■ Source material ■
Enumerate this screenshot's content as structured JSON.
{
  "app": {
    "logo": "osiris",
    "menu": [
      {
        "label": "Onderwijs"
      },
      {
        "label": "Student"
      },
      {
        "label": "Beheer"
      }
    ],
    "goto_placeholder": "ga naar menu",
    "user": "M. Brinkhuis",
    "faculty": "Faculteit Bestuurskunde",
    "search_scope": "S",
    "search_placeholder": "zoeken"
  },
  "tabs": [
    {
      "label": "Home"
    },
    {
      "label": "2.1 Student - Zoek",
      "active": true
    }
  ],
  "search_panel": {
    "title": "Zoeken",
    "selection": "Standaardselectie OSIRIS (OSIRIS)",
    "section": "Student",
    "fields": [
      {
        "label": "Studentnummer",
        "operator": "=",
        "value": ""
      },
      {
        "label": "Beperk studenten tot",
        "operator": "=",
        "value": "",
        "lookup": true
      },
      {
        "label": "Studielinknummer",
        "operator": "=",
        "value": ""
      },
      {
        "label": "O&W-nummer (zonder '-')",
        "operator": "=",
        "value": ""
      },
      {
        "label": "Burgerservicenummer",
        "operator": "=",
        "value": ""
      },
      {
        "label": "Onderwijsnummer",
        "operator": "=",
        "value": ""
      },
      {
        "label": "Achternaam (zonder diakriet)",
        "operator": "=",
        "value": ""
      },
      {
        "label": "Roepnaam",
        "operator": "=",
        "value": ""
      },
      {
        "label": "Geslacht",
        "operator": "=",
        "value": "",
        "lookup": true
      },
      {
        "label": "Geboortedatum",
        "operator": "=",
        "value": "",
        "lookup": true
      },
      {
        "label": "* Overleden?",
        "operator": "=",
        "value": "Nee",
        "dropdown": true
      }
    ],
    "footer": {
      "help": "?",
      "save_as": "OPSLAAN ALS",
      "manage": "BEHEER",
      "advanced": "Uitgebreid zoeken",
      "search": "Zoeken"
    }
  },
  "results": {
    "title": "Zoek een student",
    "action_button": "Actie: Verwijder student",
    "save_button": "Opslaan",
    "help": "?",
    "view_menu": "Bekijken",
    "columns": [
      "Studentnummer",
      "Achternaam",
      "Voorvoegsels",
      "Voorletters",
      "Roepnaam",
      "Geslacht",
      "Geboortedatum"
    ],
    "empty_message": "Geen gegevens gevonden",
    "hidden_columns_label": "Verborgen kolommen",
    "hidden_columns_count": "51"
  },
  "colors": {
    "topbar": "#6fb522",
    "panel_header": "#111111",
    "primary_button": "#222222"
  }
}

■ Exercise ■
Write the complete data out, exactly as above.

■ Answer below ■
Enumerate this screenshot's content as structured JSON.
{
  "app": {
    "logo": "osiris",
    "menu": [
      {
        "label": "Onderwijs"
      },
      {
        "label": "Student"
      },
      {
        "label": "Beheer"
      }
    ],
    "goto_placeholder": "ga naar menu",
    "user": "M. Brinkhuis",
    "faculty": "Faculteit Bestuurskunde",
    "search_scope": "S",
    "search_placeholder": "zoeken"
  },
  "tabs": [
    {
      "label": "Home"
    },
    {
      "label": "2.1 Student - Zoek",
      "active": true
    }
  ],
  "search_panel": {
    "title": "Zoeken",
    "selection": "Standaardselectie OSIRIS (OSIRIS)",
    "section": "Student",
    "fields": [
      {
        "label": "Studentnummer",
        "operator": "=",
        "value": ""
      },
      {
        "label": "Beperk studenten tot",
        "operator": "=",
        "value": "",
        "lookup": true
      },
      {
        "label": "Studielinknummer",
        "operator": "=",
        "value": ""
      },
      {
        "label": "O&W-nummer (zonder '-')",
        "operator": "=",
        "value": ""
      },
      {
        "label": "Burgerservicenummer",
        "operator": "=",
        "value": ""
      },
      {
        "label": "Onderwijsnummer",
        "operator": "=",
        "value": ""
      },
      {
        "label": "Achternaam (zonder diakriet)",
        "operator": "=",
        "value": ""
      },
      {
        "label": "Roepnaam",
        "operator": "=",
        "value": ""
      },
      {
        "label": "Geslacht",
        "operator": "=",
        "value": "",
        "lookup": true
      },
      {
        "label": "Geboortedatum",
        "operator": "=",
        "value": "",
        "lookup": true
      },
      {
        "label": "* Overleden?",
        "operator": "=",
        "value": "Nee",
        "dropdown": true
      }
    ],
    "footer": {
      "help": "?",
      "save_as": "OPSLAAN ALS",
      "manage": "BEHEER",
      "advanced": "Uitgebreid zoeken",
      "search": "Zoeken"
    }
  },
  "results": {
    "title": "Zoek een student",
    "action_button": "Actie: Verwijder student",
    "save_button": "Opslaan",
    "help": "?",
    "view_menu": "Bekijken",
    "columns": [
      "Studentnummer",
      "Achternaam",
      "Voorvoegsels",
      "Voorletters",
      "Roepnaam",
      "Geslacht",
      "Geboortedatum"
    ],
    "empty_message": "Geen gegevens gevonden",
    "hidden_columns_label": "Verborgen kolommen",
    "hidden_columns_count": "51"
  },
  "colors": {
    "topbar": "#6fb522",
    "panel_header": "#111111",
    "primary_button": "#222222"
  }
}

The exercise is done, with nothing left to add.